■ **TASK DIRECTIONS**:
In the data below, find each line that contains the word "Last" and copy it.
Top of INPUT DATA
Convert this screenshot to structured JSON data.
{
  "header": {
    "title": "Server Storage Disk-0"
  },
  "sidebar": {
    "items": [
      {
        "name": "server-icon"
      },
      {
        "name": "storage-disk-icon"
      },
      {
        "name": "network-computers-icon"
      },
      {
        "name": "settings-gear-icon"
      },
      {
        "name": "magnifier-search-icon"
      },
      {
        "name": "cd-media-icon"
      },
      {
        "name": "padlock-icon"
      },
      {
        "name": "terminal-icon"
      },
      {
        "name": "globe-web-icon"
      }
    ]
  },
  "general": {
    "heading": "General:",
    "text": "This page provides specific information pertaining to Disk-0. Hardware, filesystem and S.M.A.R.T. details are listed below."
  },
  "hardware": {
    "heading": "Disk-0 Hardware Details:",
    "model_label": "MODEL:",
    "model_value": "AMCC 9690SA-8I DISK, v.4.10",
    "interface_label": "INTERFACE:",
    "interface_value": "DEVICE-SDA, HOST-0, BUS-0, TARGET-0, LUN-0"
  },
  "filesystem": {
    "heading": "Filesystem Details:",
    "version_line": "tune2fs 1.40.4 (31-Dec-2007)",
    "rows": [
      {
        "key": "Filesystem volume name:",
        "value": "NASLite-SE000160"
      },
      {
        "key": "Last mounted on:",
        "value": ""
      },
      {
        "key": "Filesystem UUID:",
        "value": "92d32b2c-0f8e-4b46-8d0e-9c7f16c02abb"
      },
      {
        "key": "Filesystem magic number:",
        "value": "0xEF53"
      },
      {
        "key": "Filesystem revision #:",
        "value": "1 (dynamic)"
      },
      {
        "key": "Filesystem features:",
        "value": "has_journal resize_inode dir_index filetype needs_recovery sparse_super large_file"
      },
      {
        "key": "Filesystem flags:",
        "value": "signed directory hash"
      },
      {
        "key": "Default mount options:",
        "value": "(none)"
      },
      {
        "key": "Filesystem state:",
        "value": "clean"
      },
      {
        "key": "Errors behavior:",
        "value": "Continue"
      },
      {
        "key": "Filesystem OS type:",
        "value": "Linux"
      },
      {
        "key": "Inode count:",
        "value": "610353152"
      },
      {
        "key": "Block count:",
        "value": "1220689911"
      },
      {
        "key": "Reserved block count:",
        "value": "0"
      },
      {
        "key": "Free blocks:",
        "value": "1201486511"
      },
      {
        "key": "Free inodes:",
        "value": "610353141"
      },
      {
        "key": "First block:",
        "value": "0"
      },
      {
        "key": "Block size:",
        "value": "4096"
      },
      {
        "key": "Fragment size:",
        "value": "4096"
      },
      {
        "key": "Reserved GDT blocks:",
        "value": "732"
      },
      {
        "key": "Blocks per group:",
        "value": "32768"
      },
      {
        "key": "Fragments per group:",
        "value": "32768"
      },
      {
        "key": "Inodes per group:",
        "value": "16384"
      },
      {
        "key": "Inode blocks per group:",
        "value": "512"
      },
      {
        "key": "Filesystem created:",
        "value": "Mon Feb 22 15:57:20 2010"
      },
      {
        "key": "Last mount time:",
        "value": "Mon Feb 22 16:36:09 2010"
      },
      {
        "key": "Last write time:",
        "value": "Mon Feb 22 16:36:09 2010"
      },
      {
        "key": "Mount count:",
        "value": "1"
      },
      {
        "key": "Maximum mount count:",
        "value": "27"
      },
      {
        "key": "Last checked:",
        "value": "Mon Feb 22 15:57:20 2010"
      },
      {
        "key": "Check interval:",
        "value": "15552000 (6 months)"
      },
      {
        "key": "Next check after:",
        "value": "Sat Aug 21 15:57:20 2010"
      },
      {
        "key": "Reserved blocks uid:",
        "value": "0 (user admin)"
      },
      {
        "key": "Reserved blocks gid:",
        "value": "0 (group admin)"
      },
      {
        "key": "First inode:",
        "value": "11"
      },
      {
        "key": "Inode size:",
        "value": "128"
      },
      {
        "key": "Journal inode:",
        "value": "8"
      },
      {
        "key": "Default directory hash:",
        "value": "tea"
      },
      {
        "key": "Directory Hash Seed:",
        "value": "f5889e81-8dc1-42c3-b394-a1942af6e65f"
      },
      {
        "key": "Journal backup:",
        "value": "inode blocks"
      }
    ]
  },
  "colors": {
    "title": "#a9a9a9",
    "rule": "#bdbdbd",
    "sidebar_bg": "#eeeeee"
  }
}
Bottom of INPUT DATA
■ **RESPONSE TO THE TASK**:
        "key": "Last mounted on:",
        "key": "Last mount time:",
        "key": "Last write time:",
        "key": "Last checked:",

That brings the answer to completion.